The task: Among the entries below, how many lines include the string "kubelet"? Answer with only the number.

(Dataset records)
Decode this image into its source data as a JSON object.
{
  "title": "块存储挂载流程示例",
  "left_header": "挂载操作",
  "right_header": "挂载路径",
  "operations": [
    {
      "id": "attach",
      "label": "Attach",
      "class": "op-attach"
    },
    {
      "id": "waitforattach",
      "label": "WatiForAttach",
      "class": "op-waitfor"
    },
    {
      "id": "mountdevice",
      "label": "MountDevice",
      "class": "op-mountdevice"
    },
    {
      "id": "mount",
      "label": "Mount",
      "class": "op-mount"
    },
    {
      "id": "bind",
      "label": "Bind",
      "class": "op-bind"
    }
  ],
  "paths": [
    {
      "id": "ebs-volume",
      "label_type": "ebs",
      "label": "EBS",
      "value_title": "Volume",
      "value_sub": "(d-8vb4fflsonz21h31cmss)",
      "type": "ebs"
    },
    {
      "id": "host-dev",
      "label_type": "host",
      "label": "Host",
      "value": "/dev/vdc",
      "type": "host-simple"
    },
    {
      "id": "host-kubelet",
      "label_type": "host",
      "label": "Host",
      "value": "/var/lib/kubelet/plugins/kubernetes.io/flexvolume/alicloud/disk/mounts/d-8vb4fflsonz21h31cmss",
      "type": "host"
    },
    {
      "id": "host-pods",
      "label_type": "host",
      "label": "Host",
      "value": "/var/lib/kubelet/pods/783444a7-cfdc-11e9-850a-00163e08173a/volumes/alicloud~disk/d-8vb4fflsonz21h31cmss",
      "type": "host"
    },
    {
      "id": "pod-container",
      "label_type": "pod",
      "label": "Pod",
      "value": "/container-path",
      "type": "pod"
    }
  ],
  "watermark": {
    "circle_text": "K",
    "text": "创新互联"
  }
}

Expected answer: 3